John Hegley

The performance poet proves to be a most charming man at the Out To Lunch Festival

The first week of the Out to Lunch Festival always manages to blast the post-holiday blues away with a welcome quota of big belly laughs, and John Hegley contributes with alacrity.

Though described as a poet, Hegley is more than that. He is like the best teacher you never had. Indeed, at one point he quips, with self-deprecating humour, that his show is for those with 'teaching difficulties'. It’s clear that his educational work, which he talks about briefly, provides great inspiration.

Hegley's performance is poignant, whimsical and downright silly. By his own admission this show is still a work in progress, not that it matters much.

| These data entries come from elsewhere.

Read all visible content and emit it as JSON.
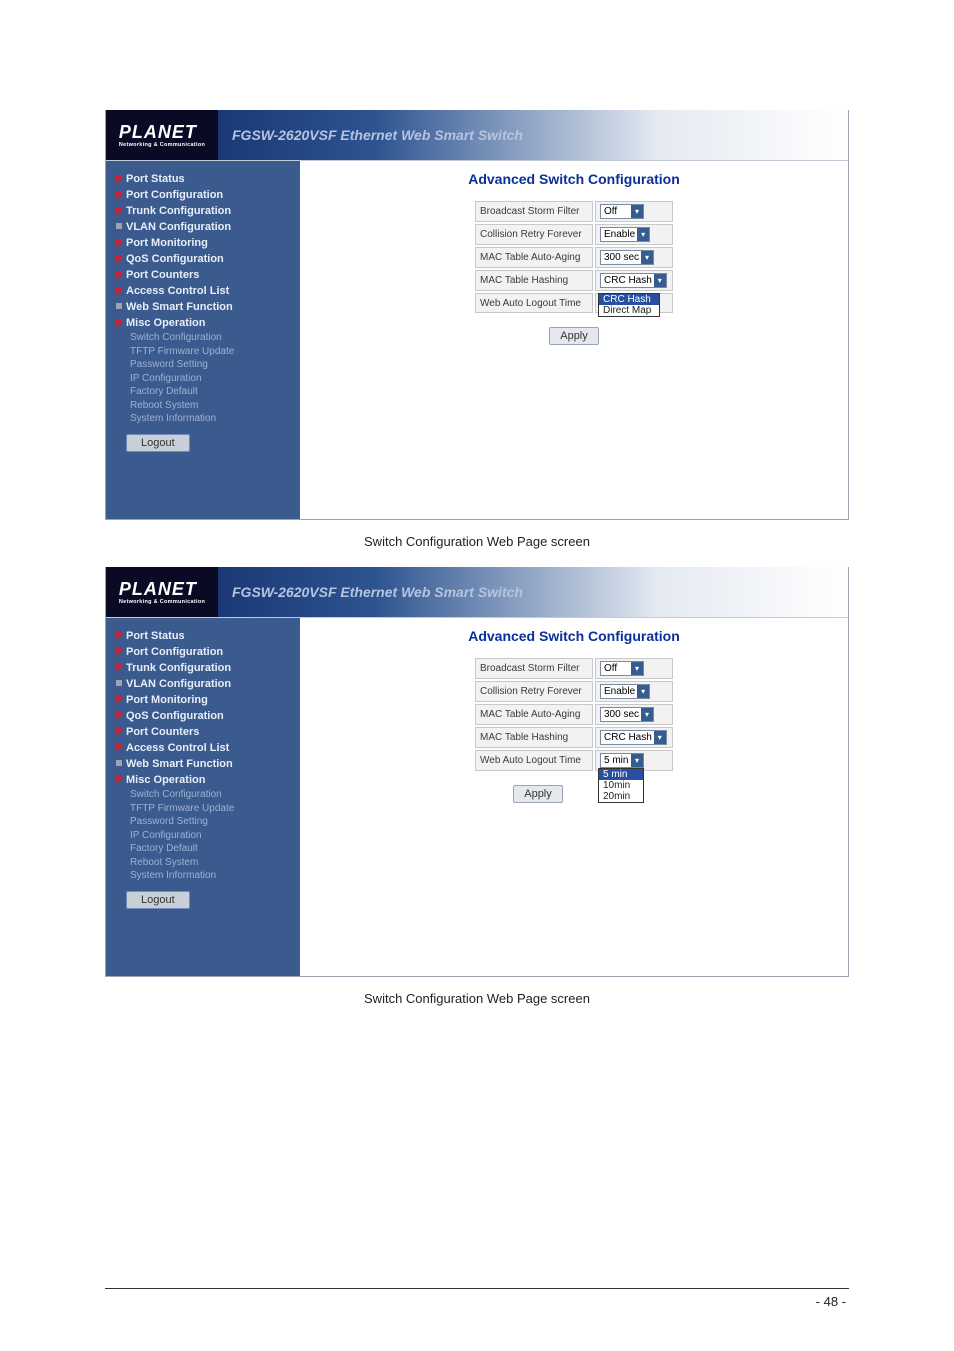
{
  "header": {
    "logo_text": "PLANET",
    "logo_sub": "Networking & Communication",
    "product_title": "FGSW-2620VSF Ethernet Web Smart Switch"
  },
  "sidebar": {
    "items": [
      {
        "label": "Port Status"
      },
      {
        "label": "Port Configuration"
      },
      {
        "label": "Trunk Configuration"
      },
      {
        "label": "VLAN Configuration"
      },
      {
        "label": "Port Monitoring"
      },
      {
        "label": "QoS Configuration"
      },
      {
        "label": "Port Counters"
      },
      {
        "label": "Access Control List"
      },
      {
        "label": "Web Smart Function"
      },
      {
        "label": "Misc Operation"
      }
    ],
    "sub_items": [
      "Switch Configuration",
      "TFTP Firmware Update",
      "Password Setting",
      "IP Configuration",
      "Factory Default",
      "Reboot System",
      "System Information"
    ],
    "logout_label": "Logout"
  },
  "main": {
    "title": "Advanced Switch Configuration",
    "rows": [
      {
        "label": "Broadcast Storm Filter",
        "value": "Off"
      },
      {
        "label": "Collision Retry Forever",
        "value": "Enable"
      },
      {
        "label": "MAC Table Auto-Aging",
        "value": "300 sec"
      },
      {
        "label": "MAC Table Hashing",
        "value": "CRC Hash"
      },
      {
        "label": "Web Auto Logout Time",
        "value": "5 min"
      }
    ],
    "apply_label": "Apply"
  },
  "dropdowns": {
    "hash": {
      "options": [
        "CRC Hash",
        "Direct Map"
      ],
      "selected_index": 0
    },
    "logout": {
      "options": [
        "5 min",
        "10min",
        "20min"
      ],
      "selected_index": 0
    }
  },
  "captions": {
    "c1": "Switch Configuration Web Page screen",
    "c2": "Switch Configuration Web Page screen"
  },
  "footer": {
    "page_number": "- 48 -"
  }
}
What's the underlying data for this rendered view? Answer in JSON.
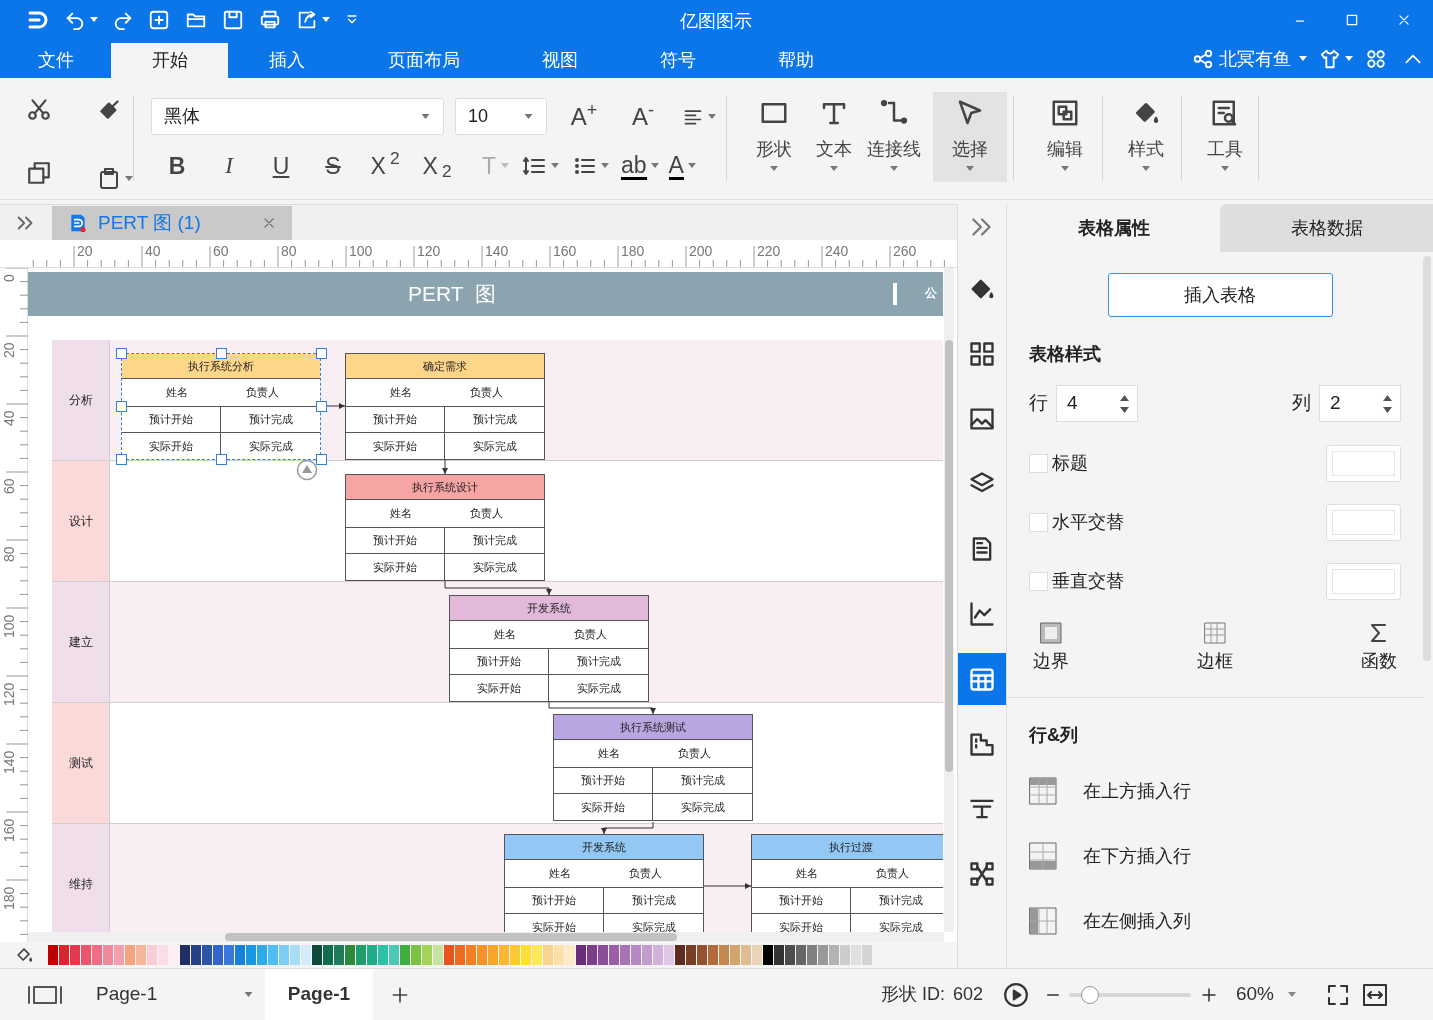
{
  "title_bar": {
    "title": "亿图图示"
  },
  "menu_tabs": [
    {
      "label": "文件",
      "selected": false
    },
    {
      "label": "开始",
      "selected": true
    },
    {
      "label": "插入",
      "selected": false
    },
    {
      "label": "页面布局",
      "selected": false
    },
    {
      "label": "视图",
      "selected": false
    },
    {
      "label": "符号",
      "selected": false
    },
    {
      "label": "帮助",
      "selected": false
    }
  ],
  "account": {
    "user": "北冥有鱼"
  },
  "ribbon": {
    "font": "黑体",
    "font_size": "10",
    "size_buttons": [
      "A$^{+}$",
      "A$^{-}$"
    ],
    "format_buttons": [
      {
        "label": "B",
        "disabled": false
      },
      {
        "label": "I",
        "disabled": false
      },
      {
        "label": "U",
        "disabled": false
      },
      {
        "label": "S",
        "disabled": false
      },
      {
        "label": "X$^{2}$",
        "disabled": false
      },
      {
        "label": "X$_{2}$",
        "disabled": false
      },
      {
        "label": "T",
        "disabled": true
      }
    ],
    "color_buttons": [
      "ab",
      "A"
    ],
    "tools": [
      {
        "label": "形状",
        "selected": false
      },
      {
        "label": "文本",
        "selected": false
      },
      {
        "label": "连接线",
        "selected": false
      },
      {
        "label": "选择",
        "selected": true
      },
      {
        "label": "编辑",
        "selected": false
      },
      {
        "label": "样式",
        "selected": false
      },
      {
        "label": "工具",
        "selected": false
      }
    ]
  },
  "document_tab": {
    "title": "PERT 图 (1)"
  },
  "ruler": {
    "horizontal": [
      "20",
      "40",
      "60",
      "80",
      "100",
      "120",
      "140",
      "160",
      "180",
      "200",
      "220",
      "240",
      "260"
    ],
    "vertical": [
      "0",
      "20",
      "40",
      "60",
      "80",
      "100",
      "120",
      "140",
      "160",
      "180"
    ]
  },
  "diagram": {
    "title": "PERT  图",
    "title_side": "公",
    "lanes": [
      {
        "label": "分析",
        "color": "#f0dfea"
      },
      {
        "label": "设计",
        "color": "#fbd9d9"
      },
      {
        "label": "建立",
        "color": "#f0dfea"
      },
      {
        "label": "测试",
        "color": "#fbd9d9"
      },
      {
        "label": "维持",
        "color": "#f0dfea"
      }
    ],
    "nodes": [
      {
        "title": "执行系统分析",
        "color": "#fdd68a",
        "selected": true,
        "cells": [
          "姓名",
          "负责人",
          "预计开始",
          "预计完成",
          "实际开始",
          "实际完成"
        ]
      },
      {
        "title": "确定需求",
        "color": "#fdd68a",
        "selected": false,
        "cells": [
          "姓名",
          "负责人",
          "预计开始",
          "预计完成",
          "实际开始",
          "实际完成"
        ]
      },
      {
        "title": "执行系统设计",
        "color": "#f7a4a4",
        "selected": false,
        "cells": [
          "姓名",
          "负责人",
          "预计开始",
          "预计完成",
          "实际开始",
          "实际完成"
        ]
      },
      {
        "title": "开发系统",
        "color": "#e3b9da",
        "selected": false,
        "cells": [
          "姓名",
          "负责人",
          "预计开始",
          "预计完成",
          "实际开始",
          "实际完成"
        ]
      },
      {
        "title": "执行系统测试",
        "color": "#b9a6e1",
        "selected": false,
        "cells": [
          "姓名",
          "负责人",
          "预计开始",
          "预计完成",
          "实际开始",
          "实际完成"
        ]
      },
      {
        "title": "开发系统",
        "color": "#92c8f3",
        "selected": false,
        "cells": [
          "姓名",
          "负责人",
          "预计开始",
          "预计完成",
          "实际开始",
          "实际完成"
        ]
      },
      {
        "title": "执行过渡",
        "color": "#92c8f3",
        "selected": false,
        "cells": [
          "姓名",
          "负责人",
          "预计开始",
          "预计完成",
          "实际开始",
          "实际完成"
        ]
      }
    ]
  },
  "palette": [
    {
      "color": "#c00000"
    },
    {
      "color": "#d9262f"
    },
    {
      "color": "#e23a4c"
    },
    {
      "color": "#e8566b"
    },
    {
      "color": "#ec6f85"
    },
    {
      "color": "#ee8a9c"
    },
    {
      "color": "#f29fae"
    },
    {
      "color": "#f6a37f"
    },
    {
      "color": "#f5b69a"
    },
    {
      "color": "#f8cdd6"
    },
    {
      "color": "#fbdde6"
    },
    {
      "color": "#fdeef2"
    },
    {
      "color": "#1f2f63"
    },
    {
      "color": "#24418a"
    },
    {
      "color": "#2a55a8"
    },
    {
      "color": "#3366cc"
    },
    {
      "color": "#3c78d8"
    },
    {
      "color": "#1681d6"
    },
    {
      "color": "#1b98e0"
    },
    {
      "color": "#2eaaea"
    },
    {
      "color": "#4fbdf2"
    },
    {
      "color": "#7ccdf4"
    },
    {
      "color": "#a9dcf6"
    },
    {
      "color": "#d2ecfa"
    },
    {
      "color": "#0d4a3a"
    },
    {
      "color": "#106b4f"
    },
    {
      "color": "#1c7c5c"
    },
    {
      "color": "#2d8a3d"
    },
    {
      "color": "#1f9d6a"
    },
    {
      "color": "#20ad8a"
    },
    {
      "color": "#2ec1a6"
    },
    {
      "color": "#4cc8b8"
    },
    {
      "color": "#3fae3f"
    },
    {
      "color": "#7cc242"
    },
    {
      "color": "#a4d35a"
    },
    {
      "color": "#c8e3a1"
    },
    {
      "color": "#e8531e"
    },
    {
      "color": "#ee6a22"
    },
    {
      "color": "#f27f26"
    },
    {
      "color": "#f6922a"
    },
    {
      "color": "#f8a52d"
    },
    {
      "color": "#fbb731"
    },
    {
      "color": "#fcc934"
    },
    {
      "color": "#fee034"
    },
    {
      "color": "#fde85c"
    },
    {
      "color": "#f8d58a"
    },
    {
      "color": "#fbe0a9"
    },
    {
      "color": "#fdebc8"
    },
    {
      "color": "#6b2c7d"
    },
    {
      "color": "#7d3c8c"
    },
    {
      "color": "#8c4d9b"
    },
    {
      "color": "#9b5fa8"
    },
    {
      "color": "#a873b5"
    },
    {
      "color": "#b688c2"
    },
    {
      "color": "#c39cce"
    },
    {
      "color": "#d1b2da"
    },
    {
      "color": "#dfc8e6"
    },
    {
      "color": "#5c2d1e"
    },
    {
      "color": "#7a3e25"
    },
    {
      "color": "#96522f"
    },
    {
      "color": "#b06a3b"
    },
    {
      "color": "#c4884f"
    },
    {
      "color": "#d3a46d"
    },
    {
      "color": "#dfbd92"
    },
    {
      "color": "#ead4b7"
    },
    {
      "color": "#000000"
    },
    {
      "color": "#333333"
    },
    {
      "color": "#4d4d4d"
    },
    {
      "color": "#666666"
    },
    {
      "color": "#808080"
    },
    {
      "color": "#999999"
    },
    {
      "color": "#b3b3b3"
    },
    {
      "color": "#cccccc"
    },
    {
      "color": "#e0e0e0"
    },
    {
      "color": "#d4d4d4"
    }
  ],
  "side_icons": [
    {
      "selected": false
    },
    {
      "selected": false
    },
    {
      "selected": false
    },
    {
      "selected": false
    },
    {
      "selected": false
    },
    {
      "selected": false
    },
    {
      "selected": true
    },
    {
      "selected": false
    },
    {
      "selected": false
    },
    {
      "selected": false
    }
  ],
  "properties": {
    "tabs": [
      {
        "label": "表格属性",
        "selected": true
      },
      {
        "label": "表格数据",
        "selected": false
      }
    ],
    "insert_button": "插入表格",
    "style_heading": "表格样式",
    "rows": {
      "label": "行",
      "value": "4"
    },
    "columns": {
      "label": "列",
      "value": "2"
    },
    "options": [
      {
        "label": "标题",
        "checked": false
      },
      {
        "label": "水平交替",
        "checked": false
      },
      {
        "label": "垂直交替",
        "checked": false
      }
    ],
    "tools": [
      "边界",
      "边框",
      "函数"
    ],
    "rows_heading": "行&列",
    "row_actions": [
      "在上方插入行",
      "在下方插入行",
      "在左侧插入列"
    ]
  },
  "status_bar": {
    "page_select": "Page-1",
    "page_tab": "Page-1",
    "shape_id_label": "形状 ID:",
    "shape_id": "602",
    "zoom": {
      "level": 0.17
    },
    "zoom_value": "60%"
  }
}
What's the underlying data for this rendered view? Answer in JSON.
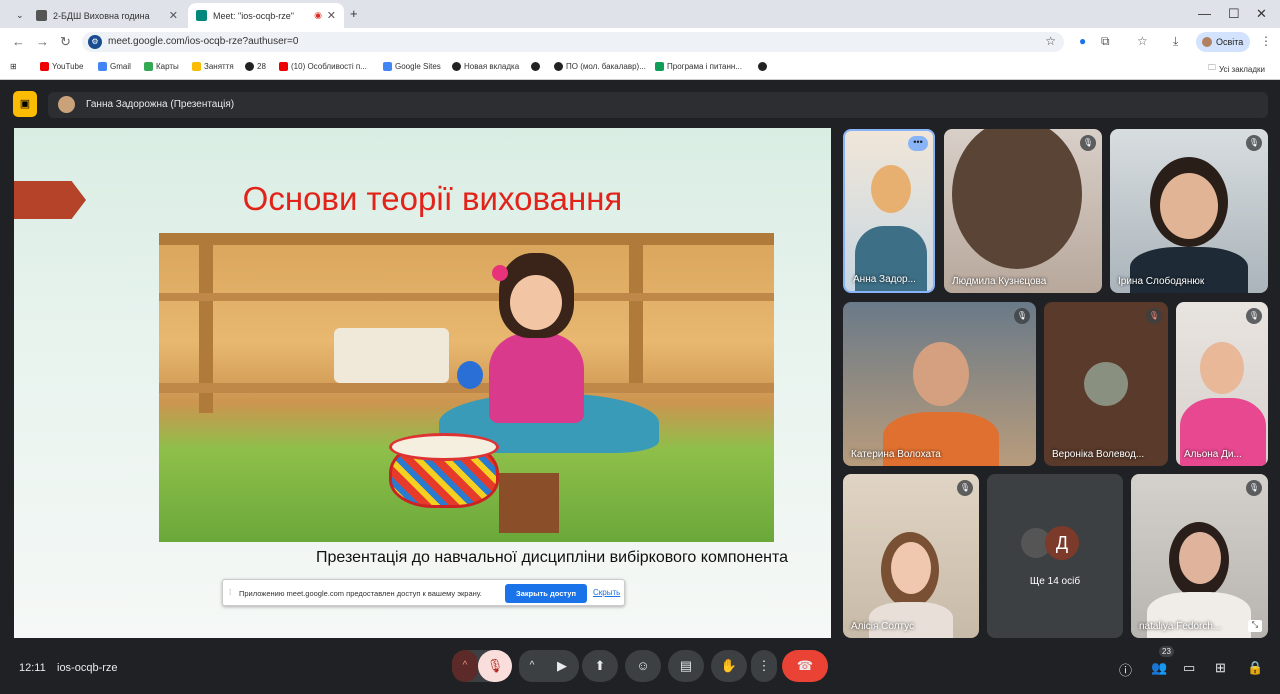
{
  "browser": {
    "tabs": [
      {
        "title": "2-БДШ Виховна година",
        "active": false
      },
      {
        "title": "Meet: \"ios-ocqb-rze\"",
        "active": true
      }
    ],
    "url": "meet.google.com/ios-ocqb-rze?authuser=0",
    "profile_label": "Освіта",
    "bookmarks": [
      "YouTube",
      "Gmail",
      "Карты",
      "Заняття",
      "28",
      "(10) Особливості п...",
      "Google Sites",
      "Новая вкладка",
      "ПО (мол. бакалавр)...",
      "Програма і питанн..."
    ],
    "all_bookmarks": "Усі закладки"
  },
  "meet": {
    "presenter_label": "Ганна Задорожна (Презентація)",
    "slide": {
      "title": "Основи теорії виховання",
      "subtitle": "Презентація до навчальної дисципліни вибіркового компонента"
    },
    "share_notice": {
      "message": "Приложению meet.google.com предоставлен доступ к вашему экрану.",
      "stop_label": "Закрыть доступ",
      "hide_label": "Скрыть"
    },
    "participants": [
      {
        "name": "Анна Задор...",
        "muted": false
      },
      {
        "name": "Людмила Кузнєцова",
        "muted": true
      },
      {
        "name": "Ірина Слободянюк",
        "muted": true
      },
      {
        "name": "Катерина Волохата",
        "muted": true
      },
      {
        "name": "Вероніка Волевод...",
        "muted": true
      },
      {
        "name": "Альона Ди...",
        "muted": true
      },
      {
        "name": "Алісія Солтус",
        "muted": true
      },
      {
        "name": "nataliya Fedorch...",
        "muted": true
      }
    ],
    "others_label": "Ще 14 осіб",
    "others_initial": "Д",
    "time": "12:11",
    "meeting_code": "ios-ocqb-rze",
    "participant_count": "23",
    "colors": {
      "accent": "#8ab4f8",
      "end_call": "#ea4335",
      "present_icon": "#fbbc04"
    }
  }
}
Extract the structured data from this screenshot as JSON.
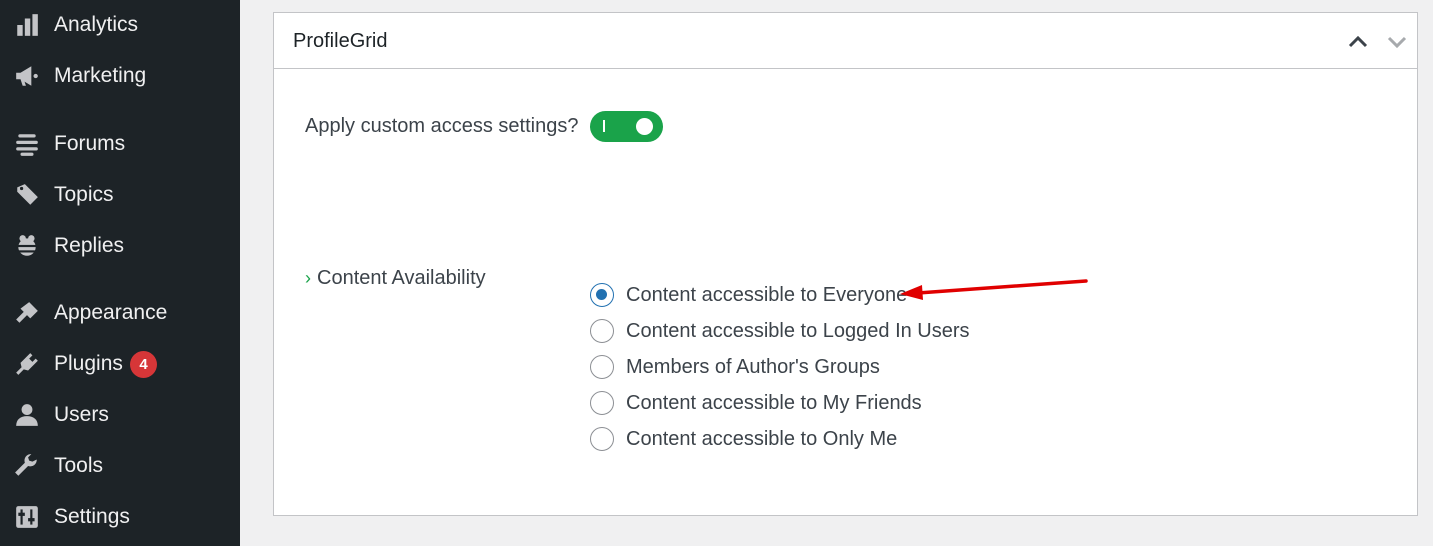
{
  "sidebar": {
    "items": [
      {
        "label": "Analytics",
        "icon": "bar-chart-icon"
      },
      {
        "label": "Marketing",
        "icon": "megaphone-icon"
      },
      {
        "label": "Forums",
        "icon": "forums-icon"
      },
      {
        "label": "Topics",
        "icon": "topics-icon"
      },
      {
        "label": "Replies",
        "icon": "replies-icon"
      },
      {
        "label": "Appearance",
        "icon": "paintbrush-icon"
      },
      {
        "label": "Plugins",
        "icon": "plug-icon",
        "badge": "4"
      },
      {
        "label": "Users",
        "icon": "user-icon"
      },
      {
        "label": "Tools",
        "icon": "wrench-icon"
      },
      {
        "label": "Settings",
        "icon": "settings-icon"
      }
    ]
  },
  "panel": {
    "title": "ProfileGrid",
    "toggle_label": "Apply custom access settings?",
    "toggle_on": true,
    "section_label": "Content Availability",
    "options": [
      {
        "label": "Content accessible to Everyone",
        "checked": true
      },
      {
        "label": "Content accessible to Logged In Users",
        "checked": false
      },
      {
        "label": "Members of Author's Groups",
        "checked": false
      },
      {
        "label": "Content accessible to My Friends",
        "checked": false
      },
      {
        "label": "Content accessible to Only Me",
        "checked": false
      }
    ]
  },
  "colors": {
    "sidebar_bg": "#1d2327",
    "toggle_on": "#1aa34a",
    "radio_checked": "#2271b1",
    "badge": "#d63638",
    "annotation_arrow": "#e00000"
  }
}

The quality of his reading, and singing, carries the material.

Hegley's style of reciting, with exaggerated elocution and diction, is distinctive and endearing. The lyricism of his intelligent and wry poetry is well suited to his use of an electric mandolin, which he plays throughout the two halves of the gig.

Like the consumate comedian, Hegley interacts with his audience to great effect. Calling for a French speaker, an audience member volunteers to translate a poem, with hilarious results. Later, the same individual is called on stage to read simultaneously with Hegley. At one point, Hegley even divides the room into three sections to harmonise choruses whilst he strums his mandolin.

A sense of fun and participation are obviously essential aspects of Hegley's performance. He's not averse to a little drama, however.

As he reads of his French paternal grandmother and her half remembered letters, he takes time to pause and gauge audience reaction, which further endears him to the crowd. It is an unusual but heartfelt way of performing and it’s obvious that Hegley thrives on the interaction.

It is perhaps apt then, at the end of the gig, that Hegley asks for his favourite post-Christmas song to be played: the Smiths' 'This Charming Man'. The effect is like that of a much-loved chant at a home football ground. I couldn’t disagree and judging by the smiles all around, nor does everyone else.